Prediction: H1B Visa Threatens Domestic Tech Sector
“The New Republic made an interesting connection between all these unpaid taxes and nonstop lobbying for cheaper, indentured H1-B tech workers. This is the same thing manufacturing companies successfully lobbied for in the 80’s. In the short term, they lowered costs. In the long term, they wiped out domestic jobs and hobbled consumer purchasing power for their own products. It’s the business version of self-mutilation.
Flooding the tech labor market with cheaper foreign talent might help with short-term staffing, but ultimately it will lower all tech wages. Why invest in domestic education when you can go to India’s 24/7 Brain Mart for a quick fix? Add to that tax gamesmanship and our focus on bombs not brains. It’s a formula for losing tech while it’s still here. Very shortsighted.“
And I favor immigration — but not at the expense of long-term competitiveness.
Prescription: Domestic Jobs Strategy
A domestic competitiveness strategy…This is where a framework of immigration strategy and domestic education should be created
Since writing this in 2013, companies like Disney, replaced domestic workers with cheaper H1B hires. While the The Trump Administration has not articulated a strategy for developing domestic workers, they have made it much more difficult to import workers by requesting evidence that no comparable domestic talent exists.
- There was a 41% increase in denials between the 3rd and 4th quarter — from 15.9% in Q3 to 22.4% Q4.

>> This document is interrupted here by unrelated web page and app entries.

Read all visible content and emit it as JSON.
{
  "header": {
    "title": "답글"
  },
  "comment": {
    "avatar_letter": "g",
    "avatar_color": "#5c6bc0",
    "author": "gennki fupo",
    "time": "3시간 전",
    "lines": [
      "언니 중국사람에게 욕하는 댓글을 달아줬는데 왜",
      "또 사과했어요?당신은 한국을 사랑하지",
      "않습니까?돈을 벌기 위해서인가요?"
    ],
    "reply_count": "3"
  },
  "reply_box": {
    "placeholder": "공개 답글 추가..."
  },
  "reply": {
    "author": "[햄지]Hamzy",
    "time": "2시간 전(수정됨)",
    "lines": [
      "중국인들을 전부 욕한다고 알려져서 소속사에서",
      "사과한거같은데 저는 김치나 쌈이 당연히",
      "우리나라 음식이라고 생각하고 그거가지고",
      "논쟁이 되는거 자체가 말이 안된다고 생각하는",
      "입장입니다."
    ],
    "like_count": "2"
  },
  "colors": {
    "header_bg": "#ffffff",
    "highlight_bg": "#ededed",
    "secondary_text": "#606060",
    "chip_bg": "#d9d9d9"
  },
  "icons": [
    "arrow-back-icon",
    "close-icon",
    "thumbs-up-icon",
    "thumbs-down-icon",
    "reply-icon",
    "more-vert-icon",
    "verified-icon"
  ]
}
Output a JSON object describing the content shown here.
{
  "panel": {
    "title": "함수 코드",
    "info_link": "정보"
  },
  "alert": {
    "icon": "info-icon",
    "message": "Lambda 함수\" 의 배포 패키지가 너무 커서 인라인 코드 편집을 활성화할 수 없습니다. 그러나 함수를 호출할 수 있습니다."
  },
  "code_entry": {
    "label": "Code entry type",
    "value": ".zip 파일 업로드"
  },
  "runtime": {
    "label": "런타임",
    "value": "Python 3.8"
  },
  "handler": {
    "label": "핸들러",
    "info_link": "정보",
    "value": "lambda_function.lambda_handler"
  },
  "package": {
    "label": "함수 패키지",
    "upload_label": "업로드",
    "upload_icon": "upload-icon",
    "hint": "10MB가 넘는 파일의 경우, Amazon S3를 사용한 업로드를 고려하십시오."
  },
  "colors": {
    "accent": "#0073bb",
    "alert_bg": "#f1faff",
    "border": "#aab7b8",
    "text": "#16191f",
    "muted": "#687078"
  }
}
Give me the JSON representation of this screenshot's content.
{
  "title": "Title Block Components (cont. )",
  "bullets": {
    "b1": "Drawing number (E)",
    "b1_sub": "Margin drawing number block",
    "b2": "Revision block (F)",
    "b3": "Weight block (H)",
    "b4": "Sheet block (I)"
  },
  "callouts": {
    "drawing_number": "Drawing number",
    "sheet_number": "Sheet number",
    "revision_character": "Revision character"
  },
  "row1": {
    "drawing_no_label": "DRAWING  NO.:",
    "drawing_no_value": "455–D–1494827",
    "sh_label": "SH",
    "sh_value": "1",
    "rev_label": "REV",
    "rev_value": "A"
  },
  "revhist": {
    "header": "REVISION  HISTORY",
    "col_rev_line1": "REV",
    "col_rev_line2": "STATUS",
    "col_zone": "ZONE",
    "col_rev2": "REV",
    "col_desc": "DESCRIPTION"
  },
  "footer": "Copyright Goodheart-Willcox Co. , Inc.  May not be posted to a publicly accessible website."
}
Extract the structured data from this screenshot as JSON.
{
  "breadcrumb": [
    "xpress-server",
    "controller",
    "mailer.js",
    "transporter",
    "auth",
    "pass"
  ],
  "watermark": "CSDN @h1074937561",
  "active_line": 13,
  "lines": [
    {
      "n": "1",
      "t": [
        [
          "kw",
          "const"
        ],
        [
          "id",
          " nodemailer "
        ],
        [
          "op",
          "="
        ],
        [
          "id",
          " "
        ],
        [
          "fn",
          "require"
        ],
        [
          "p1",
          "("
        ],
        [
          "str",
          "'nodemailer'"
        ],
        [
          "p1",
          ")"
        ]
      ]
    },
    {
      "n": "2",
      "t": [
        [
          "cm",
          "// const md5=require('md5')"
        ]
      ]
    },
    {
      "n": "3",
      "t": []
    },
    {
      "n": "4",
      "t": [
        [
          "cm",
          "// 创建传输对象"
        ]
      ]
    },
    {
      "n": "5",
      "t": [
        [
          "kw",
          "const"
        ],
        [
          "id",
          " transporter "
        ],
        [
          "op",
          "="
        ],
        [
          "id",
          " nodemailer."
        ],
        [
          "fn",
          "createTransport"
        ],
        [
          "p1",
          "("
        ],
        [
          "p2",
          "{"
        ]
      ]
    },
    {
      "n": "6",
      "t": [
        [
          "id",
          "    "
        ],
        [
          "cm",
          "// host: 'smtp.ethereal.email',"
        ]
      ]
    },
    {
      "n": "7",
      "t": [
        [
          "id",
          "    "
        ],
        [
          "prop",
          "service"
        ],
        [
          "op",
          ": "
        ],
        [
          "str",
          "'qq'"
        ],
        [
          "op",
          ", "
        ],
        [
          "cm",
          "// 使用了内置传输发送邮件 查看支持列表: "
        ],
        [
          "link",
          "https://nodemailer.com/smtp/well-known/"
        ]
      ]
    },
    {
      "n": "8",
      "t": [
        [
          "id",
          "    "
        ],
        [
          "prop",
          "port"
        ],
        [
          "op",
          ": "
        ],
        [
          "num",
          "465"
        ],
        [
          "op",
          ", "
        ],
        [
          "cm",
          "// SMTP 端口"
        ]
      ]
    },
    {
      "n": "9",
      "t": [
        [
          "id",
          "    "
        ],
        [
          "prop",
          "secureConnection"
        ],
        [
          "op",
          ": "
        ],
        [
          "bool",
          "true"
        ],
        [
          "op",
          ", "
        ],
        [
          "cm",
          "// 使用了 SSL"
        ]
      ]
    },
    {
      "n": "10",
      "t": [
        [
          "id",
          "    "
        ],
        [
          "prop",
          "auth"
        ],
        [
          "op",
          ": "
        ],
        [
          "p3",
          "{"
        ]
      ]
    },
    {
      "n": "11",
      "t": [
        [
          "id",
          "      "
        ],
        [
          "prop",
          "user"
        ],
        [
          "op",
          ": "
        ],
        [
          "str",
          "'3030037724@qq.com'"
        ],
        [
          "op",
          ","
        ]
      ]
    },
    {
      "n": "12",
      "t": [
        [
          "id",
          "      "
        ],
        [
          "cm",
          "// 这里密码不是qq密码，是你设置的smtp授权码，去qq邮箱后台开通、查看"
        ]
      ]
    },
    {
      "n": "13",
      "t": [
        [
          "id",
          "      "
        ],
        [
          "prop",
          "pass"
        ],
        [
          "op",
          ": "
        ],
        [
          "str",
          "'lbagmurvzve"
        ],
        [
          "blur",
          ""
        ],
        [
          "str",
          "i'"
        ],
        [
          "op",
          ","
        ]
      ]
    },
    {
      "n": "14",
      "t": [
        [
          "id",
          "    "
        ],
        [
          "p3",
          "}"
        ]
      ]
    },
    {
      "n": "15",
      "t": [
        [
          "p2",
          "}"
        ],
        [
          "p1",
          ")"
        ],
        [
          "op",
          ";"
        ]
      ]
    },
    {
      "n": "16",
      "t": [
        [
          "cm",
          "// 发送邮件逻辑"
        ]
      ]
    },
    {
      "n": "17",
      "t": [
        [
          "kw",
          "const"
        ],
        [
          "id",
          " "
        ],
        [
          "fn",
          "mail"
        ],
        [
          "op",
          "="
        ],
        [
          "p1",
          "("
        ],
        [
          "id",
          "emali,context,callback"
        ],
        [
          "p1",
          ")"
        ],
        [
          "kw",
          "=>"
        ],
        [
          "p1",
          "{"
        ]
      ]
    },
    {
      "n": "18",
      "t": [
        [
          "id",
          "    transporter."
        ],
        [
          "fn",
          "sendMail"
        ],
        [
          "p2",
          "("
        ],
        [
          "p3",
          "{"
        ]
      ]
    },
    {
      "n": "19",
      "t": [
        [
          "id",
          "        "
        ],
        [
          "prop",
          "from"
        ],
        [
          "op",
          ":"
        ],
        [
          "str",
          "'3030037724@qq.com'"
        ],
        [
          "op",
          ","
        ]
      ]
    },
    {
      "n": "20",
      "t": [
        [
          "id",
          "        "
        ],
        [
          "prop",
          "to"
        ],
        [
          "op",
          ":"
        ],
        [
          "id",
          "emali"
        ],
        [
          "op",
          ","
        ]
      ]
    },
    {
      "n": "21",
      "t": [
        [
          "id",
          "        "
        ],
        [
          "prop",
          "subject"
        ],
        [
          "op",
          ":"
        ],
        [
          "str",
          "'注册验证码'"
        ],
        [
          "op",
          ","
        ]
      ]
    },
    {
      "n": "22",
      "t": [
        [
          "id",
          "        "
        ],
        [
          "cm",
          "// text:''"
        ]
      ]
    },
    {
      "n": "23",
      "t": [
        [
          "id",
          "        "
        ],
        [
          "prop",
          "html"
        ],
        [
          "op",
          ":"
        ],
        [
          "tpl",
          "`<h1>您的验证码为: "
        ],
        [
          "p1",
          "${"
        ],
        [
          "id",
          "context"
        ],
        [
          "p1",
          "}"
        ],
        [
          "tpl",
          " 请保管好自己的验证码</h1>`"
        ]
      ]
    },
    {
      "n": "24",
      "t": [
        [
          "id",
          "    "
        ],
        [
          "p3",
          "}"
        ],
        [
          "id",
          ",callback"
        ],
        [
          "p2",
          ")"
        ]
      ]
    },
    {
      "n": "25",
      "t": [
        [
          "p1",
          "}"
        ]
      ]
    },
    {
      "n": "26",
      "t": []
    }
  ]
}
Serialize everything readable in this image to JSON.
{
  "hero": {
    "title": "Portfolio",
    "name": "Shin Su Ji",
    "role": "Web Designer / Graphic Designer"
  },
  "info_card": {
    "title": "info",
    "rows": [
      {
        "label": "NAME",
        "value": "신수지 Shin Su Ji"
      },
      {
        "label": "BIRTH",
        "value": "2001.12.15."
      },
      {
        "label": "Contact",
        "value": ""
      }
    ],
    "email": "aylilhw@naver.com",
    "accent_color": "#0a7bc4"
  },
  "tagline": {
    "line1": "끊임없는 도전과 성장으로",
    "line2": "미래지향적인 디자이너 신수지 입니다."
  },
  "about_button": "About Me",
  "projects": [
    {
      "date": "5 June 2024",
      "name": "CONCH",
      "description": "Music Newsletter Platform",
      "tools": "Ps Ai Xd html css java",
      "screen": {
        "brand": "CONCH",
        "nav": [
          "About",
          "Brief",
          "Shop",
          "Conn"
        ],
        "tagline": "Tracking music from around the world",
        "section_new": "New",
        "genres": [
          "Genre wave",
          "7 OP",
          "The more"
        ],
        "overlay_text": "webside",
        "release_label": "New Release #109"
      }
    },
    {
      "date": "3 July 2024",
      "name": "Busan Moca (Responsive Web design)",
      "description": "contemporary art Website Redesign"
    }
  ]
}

- In Q3 2017, 23% of completed cases required “requests for evidence” (RFE). That number jumped to 69% in the Q4.
- The last quarter under the Obama administration (Q1 2017) only had RFE for 17% of cases, compared to the 69% at the end of Trump’s first fiscal year.
- Indian H-1B applicants saw even stricter scrutiny in the last quarter, with 72% of their applications requiring additional evidence in Q4, compared to 61% of other nationalities.
“Two former IT workers at Disney have sued, saying that Disney broke the law when it hired cheaper foreign replacements, then fired its current IT department. Disney IT employees were told they would be kept on for 90 days in order to train their replacements, who were H-1B visa holders, according to the complaints. The workers were told “if they did not stay and train they would not get a bonus and severance, which most employees reluctantly accepted.”
The Replacements 2017
“She announced that they were going to outsource all of IT infrastructure and development to two companies, Infosys and Tata,” recalled Diangelo. Temporary workers in the US on H-1B visas would arrive, and the Eversource employees would need to train their replacements. “She was saying that they needed to bring over global workers, global workers were more adaptable, [and] can adapt to change a lot faster than Americans can.” Left unsaid was that the new workers would reportedly be getting less than half the salary of those they were replacing, and few if any health and retirement benefits.”
“In San Francisco, companies will pay six-figure salaries to entry-level tech workers from all over the world. So this might come as a surprise: A public university there is laying off some of its own IT staff and sending their jobs to a contractor with headquarters in India.”
It’s not just foreign threats, it’s domestic ones! In Amazon’s “search” for its new HQ (that many speculate was a ruse to maximize concessions from the places they were going to choose anyway), the tech talent gap was exposed. Cities that bid never really had a shot because they are badly lagging in tech talent. They will continue to lose jobs of the future, unless they catch up.
This Dallas case study is the perfect illustration of America’s underinvestment in domestic tech talent:
Amazon figures to receive billions in incentives to plant offices in the Washington, D.C., and New York City areas, but the company said a key factor in its decision was also those cities’ deep STEM — science, technology, engineering and mathematics — talent pools.
“The Amazon proposal was a bit of a complete shock to the system in terms of its scale and its need,” Owusu said. “We didn’t have 50,000 computer scientists sitting around. That’s certainly something we continue to focus on.”